                  It’s always important to have realistic expectations when undergoing cosmetic surgery. Efforts that over correct an anatomic deformity often create a distinctly abnormal and aesthetically unattractive feature. Although you’re unhappy with your current result, you might have been even more dissatisfied if you had gotten the results that you had hoped for.

                  Exercise and diet both have the potential to improve your arm contour and there’s no reason not to use them. It’s important that you maintain good communication with your surgeon and be patient. 

Richard J. Bruneteau, MD
Omaha Plastic Surgeon
5.0 out of 5 stars 73 reviews

Arm Lifting Surgery

+1

Thank you for the question.

You are still early in the recovery process so please allow yourself time to heal and for the swelling to go down before you decide that you would like to have revisionary surgery.  I agree that it is better to be conservative during surgery because you can always go back and remove more tissue but if too much was removed the first time around, it's difficult to correct that.

Let your body heal and keep in close communication with your surgeon.  Re-assess things around the 6 month post op mark and see if a revision is in order.

Good Luck.

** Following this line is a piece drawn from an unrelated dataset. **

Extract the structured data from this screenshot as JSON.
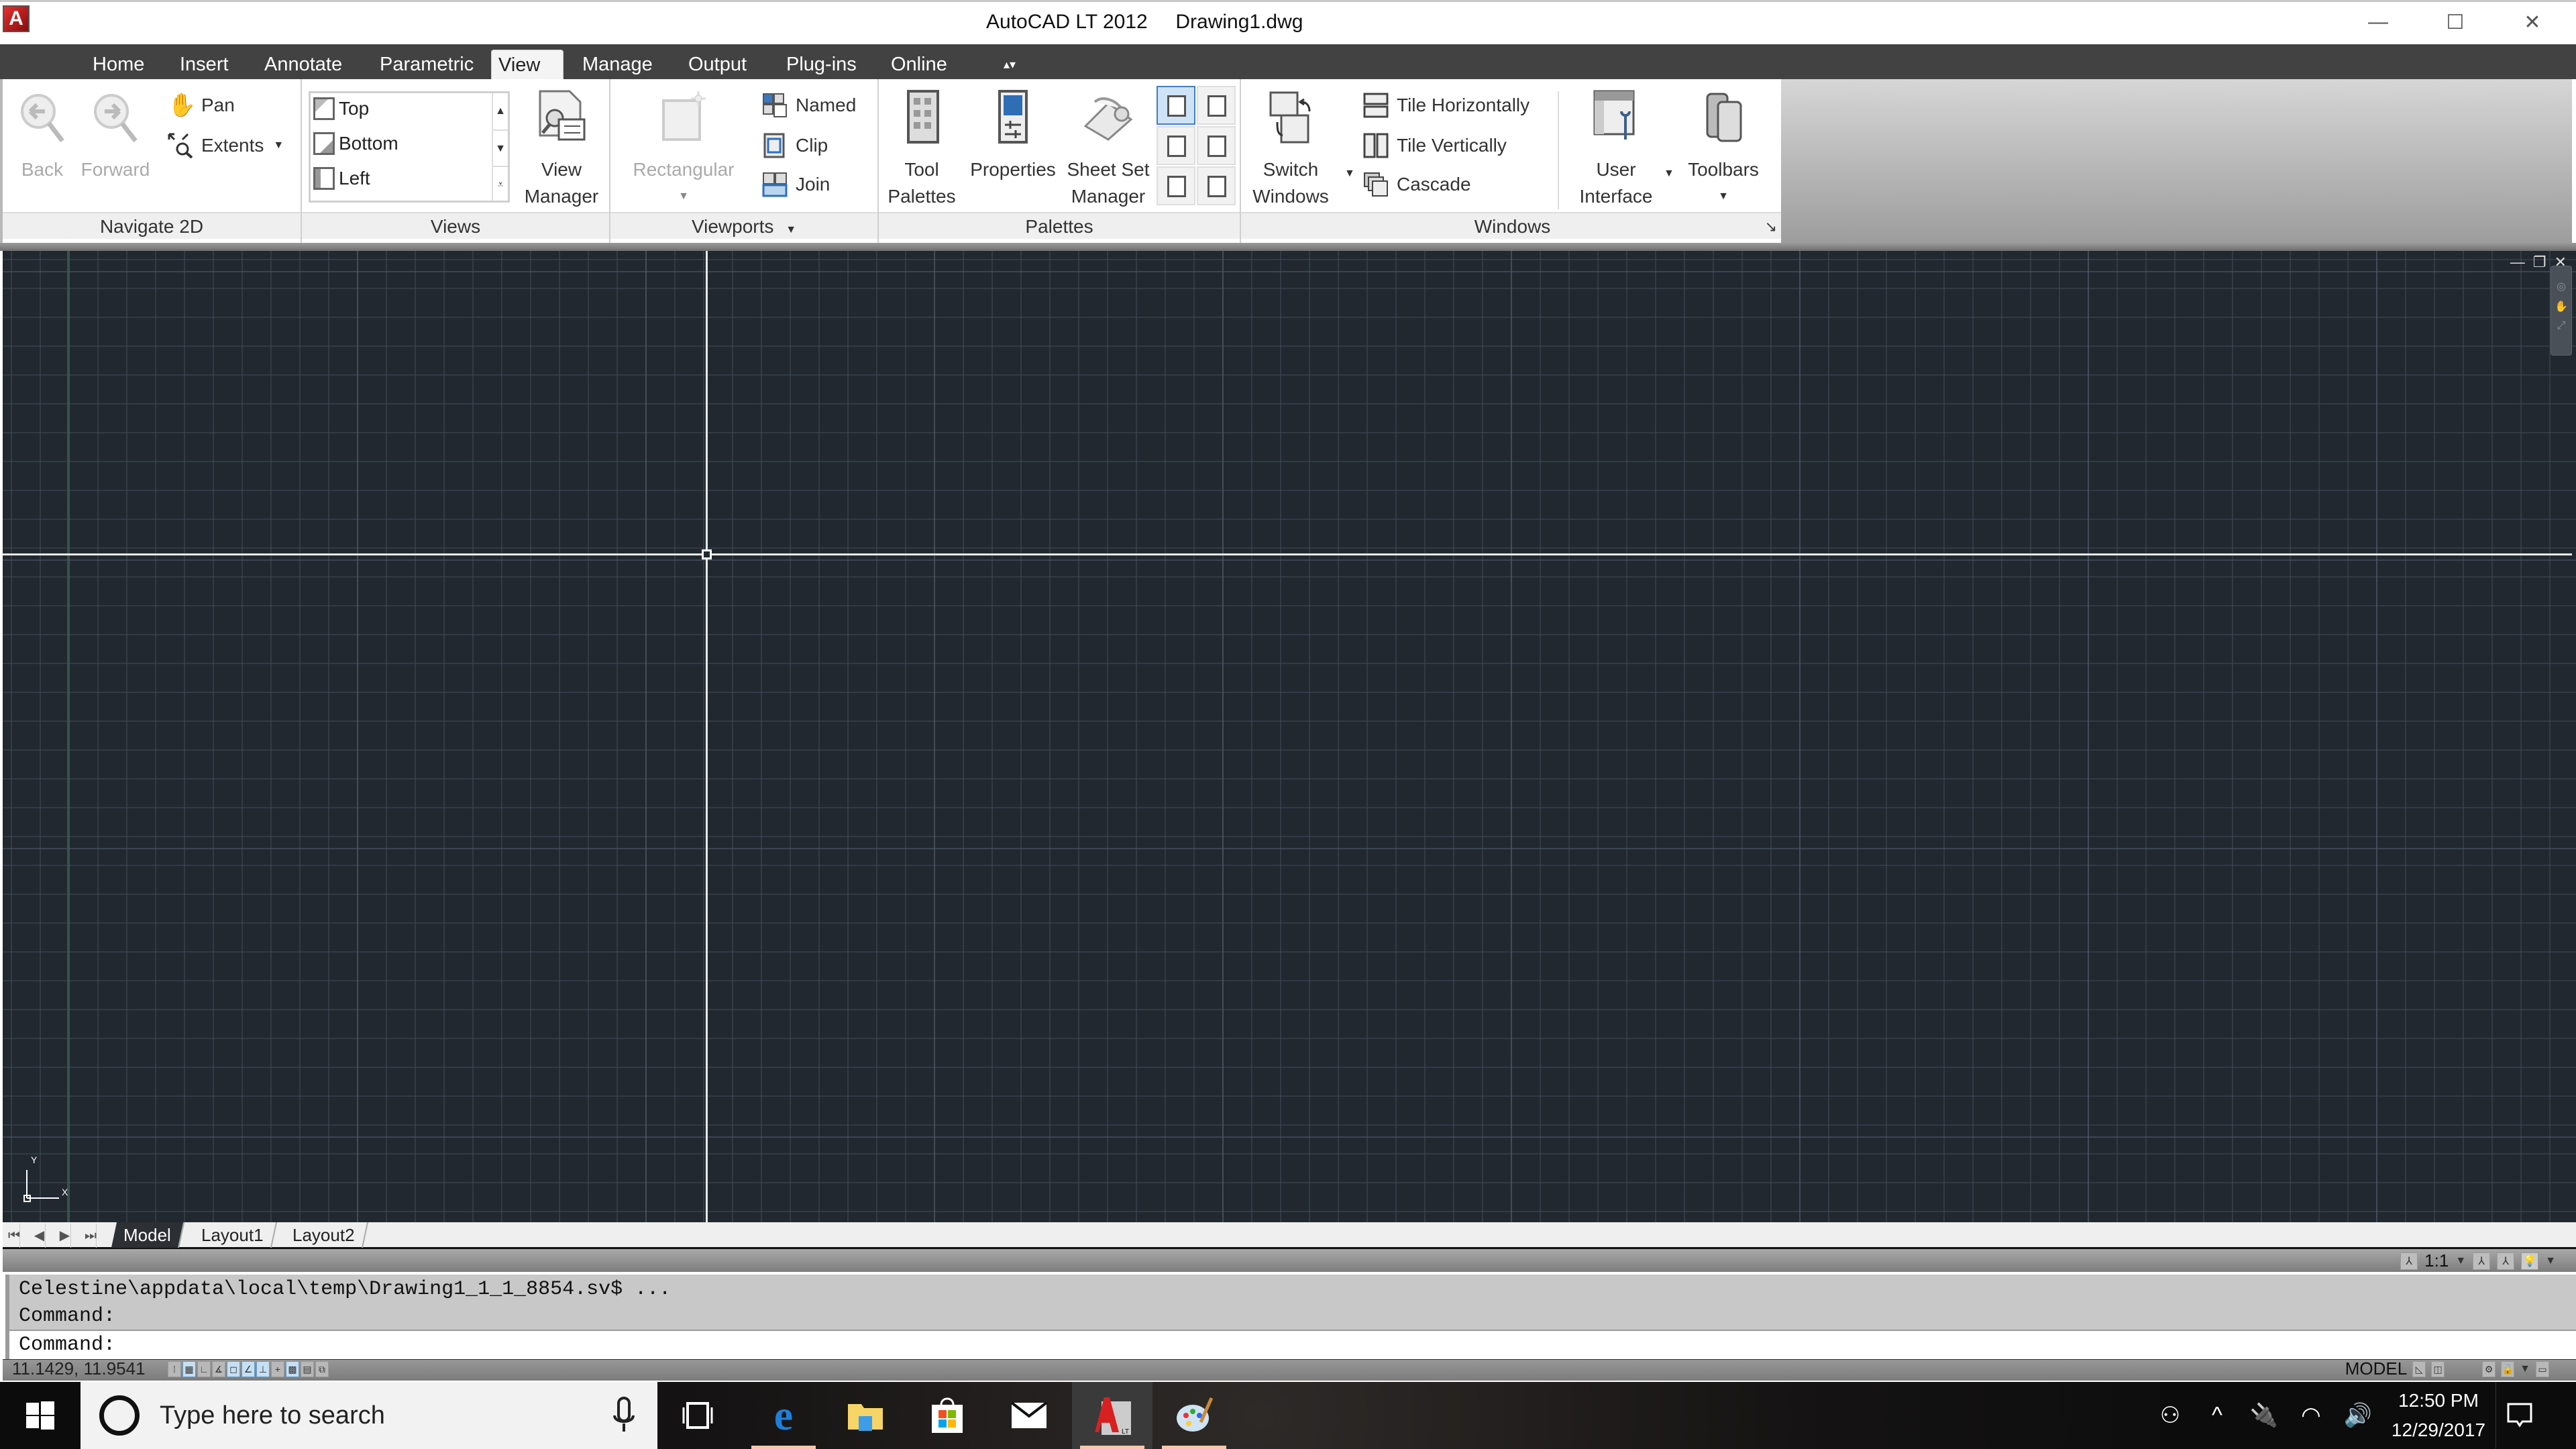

Tom J. Pousti, MD, FACS
San Diego Plastic Surgeon
5.0 out of 5 stars 682 reviews

Brachioplasty results

+1

It is been only three months since your procedure. I would suggest that you wait until your 6 month post operative appointment before you begin to evaluate your results.

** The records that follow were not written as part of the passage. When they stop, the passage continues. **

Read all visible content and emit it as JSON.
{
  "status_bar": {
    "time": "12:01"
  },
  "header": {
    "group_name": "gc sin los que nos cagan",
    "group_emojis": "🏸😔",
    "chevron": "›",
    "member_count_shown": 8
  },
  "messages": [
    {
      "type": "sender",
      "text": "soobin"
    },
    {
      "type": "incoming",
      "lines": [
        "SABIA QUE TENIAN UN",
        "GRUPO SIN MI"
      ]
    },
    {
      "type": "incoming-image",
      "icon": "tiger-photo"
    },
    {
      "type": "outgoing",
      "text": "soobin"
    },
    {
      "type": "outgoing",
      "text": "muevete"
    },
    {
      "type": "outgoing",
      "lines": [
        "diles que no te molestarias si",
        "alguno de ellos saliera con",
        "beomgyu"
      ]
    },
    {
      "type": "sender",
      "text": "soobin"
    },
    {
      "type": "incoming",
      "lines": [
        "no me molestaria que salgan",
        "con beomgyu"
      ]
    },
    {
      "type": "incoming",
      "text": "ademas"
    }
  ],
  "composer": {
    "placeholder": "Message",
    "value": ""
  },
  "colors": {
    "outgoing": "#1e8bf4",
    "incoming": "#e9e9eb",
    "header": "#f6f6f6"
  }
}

Christine Sullivan, MD
Columbus Plastic Surgeon
5.0 out of 5 stars 18 reviews

Arm lift results

+1

As noted by others, it is important to give your wounds time to heal.  It is important to keep in close contact with your plastic surgeon.  We work hard to give our patients the results that they want.  It's not always possible to have it all, but if a realistic result is possible and things have not quite healed the way you imagined, talk to your surgeon. This is a much better route to take than shopping around for other doctors.

Allan J. Parungao, MD
Oak Brook Plastic Surgeon
4.5 out of 5 stars 12 reviews

Give your brachioplasty time to heal

+1

It takes several months to see the final results of the type of brachioplasty you describe.  Without photos I cannot make specific recommendations.  I can say, however, that it is always easy to take a little more skin and fat, but extremely difficult to correct the situation if too much tissue was removed.  For now you should be patient.  Discuss with your plastic surgeon that you are willing to wait, but you will want to discuss your results in a few months.

Bruce Genter, MD
Abington Plastic Surgeon
4.0 out of 5 stars 11 reviews

Unhappy with Brachioplasty - too soon to tell

+1

It is very common to be unhappy with soome plastic surgery procedures during the healing phase.  We have all these expectations that are not realized immediately.  It is far too early to tell if you will be happy.  The scars are still red and raised. the skin looks wierd and rippled in some areas and these things are very common.  Sometimes it is necessary to do a minor touch up which will correct all these problems.  I advise my patients to wait 6 months before deciding if they are satisfied and then we can discuss doing a revision.  Time is a great healer!

Steven Schuster, MD
Boca Raton Plastic Surgeon
4.5 out of 5 stars 3 reviews

disappointed with my brachioplasty

+1

No photos of before and after very hard to discuss. You are early in the healing phase. Wait 3 months than complain if not happy.

From MIAMI DR. B

Darryl J. Blinski, MD
Miami Plastic Surgeon
4.5 out of 5 stars 61 reviews

These answers are for educational purposes and should not be relied upon as a substitute for medical advice you may receive from your physician. If you have a medical emergency, please call 911. These answers do not constitute or initiate a patient/doctor relationship.